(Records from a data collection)
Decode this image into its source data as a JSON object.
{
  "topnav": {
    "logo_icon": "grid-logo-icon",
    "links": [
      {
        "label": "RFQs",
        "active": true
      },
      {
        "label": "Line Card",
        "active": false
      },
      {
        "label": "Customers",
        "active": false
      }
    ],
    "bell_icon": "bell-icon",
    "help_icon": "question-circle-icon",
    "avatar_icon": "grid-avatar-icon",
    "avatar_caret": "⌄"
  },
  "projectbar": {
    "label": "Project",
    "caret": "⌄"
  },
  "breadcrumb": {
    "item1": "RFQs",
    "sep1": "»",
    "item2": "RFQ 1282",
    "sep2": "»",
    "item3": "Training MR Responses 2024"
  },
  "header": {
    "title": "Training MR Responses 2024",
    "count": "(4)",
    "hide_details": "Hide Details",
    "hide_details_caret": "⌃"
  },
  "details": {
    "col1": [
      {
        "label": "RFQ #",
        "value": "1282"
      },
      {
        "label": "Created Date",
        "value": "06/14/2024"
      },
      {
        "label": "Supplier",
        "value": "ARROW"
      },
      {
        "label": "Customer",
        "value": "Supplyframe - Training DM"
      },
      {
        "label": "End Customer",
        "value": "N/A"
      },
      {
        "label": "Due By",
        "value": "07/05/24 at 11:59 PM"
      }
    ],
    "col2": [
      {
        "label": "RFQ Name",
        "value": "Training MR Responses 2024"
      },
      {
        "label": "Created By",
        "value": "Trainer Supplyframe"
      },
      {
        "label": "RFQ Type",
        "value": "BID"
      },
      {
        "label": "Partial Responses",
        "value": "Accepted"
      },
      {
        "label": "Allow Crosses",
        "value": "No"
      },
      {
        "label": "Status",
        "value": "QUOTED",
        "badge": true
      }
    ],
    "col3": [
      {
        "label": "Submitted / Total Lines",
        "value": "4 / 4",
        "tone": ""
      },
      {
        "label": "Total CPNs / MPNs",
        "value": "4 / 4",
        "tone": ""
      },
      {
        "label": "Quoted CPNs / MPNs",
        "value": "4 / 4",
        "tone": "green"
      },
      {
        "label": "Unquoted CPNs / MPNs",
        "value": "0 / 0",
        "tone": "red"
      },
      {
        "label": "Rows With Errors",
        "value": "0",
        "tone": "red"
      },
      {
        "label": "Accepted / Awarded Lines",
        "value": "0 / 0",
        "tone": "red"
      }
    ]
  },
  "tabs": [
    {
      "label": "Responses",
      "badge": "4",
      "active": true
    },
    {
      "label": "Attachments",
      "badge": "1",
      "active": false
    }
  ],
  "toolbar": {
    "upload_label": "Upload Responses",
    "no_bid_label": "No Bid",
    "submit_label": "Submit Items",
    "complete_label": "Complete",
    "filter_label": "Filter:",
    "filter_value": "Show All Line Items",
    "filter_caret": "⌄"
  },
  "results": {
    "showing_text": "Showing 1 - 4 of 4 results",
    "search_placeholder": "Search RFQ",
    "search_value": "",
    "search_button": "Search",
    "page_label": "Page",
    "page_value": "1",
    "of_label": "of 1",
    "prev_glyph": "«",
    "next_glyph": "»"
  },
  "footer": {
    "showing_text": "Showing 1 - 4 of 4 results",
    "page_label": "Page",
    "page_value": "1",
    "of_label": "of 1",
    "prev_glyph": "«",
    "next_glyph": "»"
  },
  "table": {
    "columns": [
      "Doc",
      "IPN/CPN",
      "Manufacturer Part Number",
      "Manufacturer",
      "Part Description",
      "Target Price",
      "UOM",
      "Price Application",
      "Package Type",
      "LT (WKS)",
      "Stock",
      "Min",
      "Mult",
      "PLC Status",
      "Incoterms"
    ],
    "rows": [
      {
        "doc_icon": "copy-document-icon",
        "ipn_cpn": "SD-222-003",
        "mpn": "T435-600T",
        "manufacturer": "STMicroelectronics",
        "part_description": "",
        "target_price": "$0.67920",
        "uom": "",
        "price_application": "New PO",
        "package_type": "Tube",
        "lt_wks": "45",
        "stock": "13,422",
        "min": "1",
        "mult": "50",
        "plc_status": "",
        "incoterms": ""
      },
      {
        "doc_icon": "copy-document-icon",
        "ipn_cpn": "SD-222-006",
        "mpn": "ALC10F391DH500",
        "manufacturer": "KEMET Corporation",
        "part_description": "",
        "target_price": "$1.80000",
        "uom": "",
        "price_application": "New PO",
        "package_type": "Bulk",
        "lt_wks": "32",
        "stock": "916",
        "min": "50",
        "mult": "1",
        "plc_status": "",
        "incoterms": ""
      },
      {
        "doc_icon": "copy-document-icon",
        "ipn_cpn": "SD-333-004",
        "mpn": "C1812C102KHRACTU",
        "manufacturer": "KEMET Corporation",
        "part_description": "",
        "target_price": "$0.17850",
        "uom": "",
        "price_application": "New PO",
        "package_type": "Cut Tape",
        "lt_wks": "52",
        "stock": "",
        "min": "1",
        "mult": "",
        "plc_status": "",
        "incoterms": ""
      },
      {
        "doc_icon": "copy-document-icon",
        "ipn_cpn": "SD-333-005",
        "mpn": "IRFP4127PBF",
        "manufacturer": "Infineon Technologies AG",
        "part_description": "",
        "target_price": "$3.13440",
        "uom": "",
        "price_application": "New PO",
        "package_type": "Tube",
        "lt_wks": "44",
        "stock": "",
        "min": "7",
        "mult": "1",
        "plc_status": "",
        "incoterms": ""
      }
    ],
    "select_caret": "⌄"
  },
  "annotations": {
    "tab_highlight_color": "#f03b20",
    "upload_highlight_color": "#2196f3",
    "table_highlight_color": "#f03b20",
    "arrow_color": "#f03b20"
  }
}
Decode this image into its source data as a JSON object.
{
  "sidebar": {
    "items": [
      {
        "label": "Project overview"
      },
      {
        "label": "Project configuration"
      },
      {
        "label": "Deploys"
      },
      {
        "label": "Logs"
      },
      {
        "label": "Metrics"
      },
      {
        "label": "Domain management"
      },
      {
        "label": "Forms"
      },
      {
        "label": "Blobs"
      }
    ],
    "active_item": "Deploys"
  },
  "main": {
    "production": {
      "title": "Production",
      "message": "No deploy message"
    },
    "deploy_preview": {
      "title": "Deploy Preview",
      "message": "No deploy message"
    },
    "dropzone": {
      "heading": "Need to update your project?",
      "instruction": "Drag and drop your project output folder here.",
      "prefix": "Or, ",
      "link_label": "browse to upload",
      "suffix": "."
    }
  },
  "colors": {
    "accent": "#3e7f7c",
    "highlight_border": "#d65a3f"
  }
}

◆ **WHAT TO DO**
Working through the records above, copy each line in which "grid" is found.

◆ **SOLUTION TO THIS PROBLEM**
    "logo_icon": "grid-logo-icon",
    "avatar_icon": "grid-avatar-icon",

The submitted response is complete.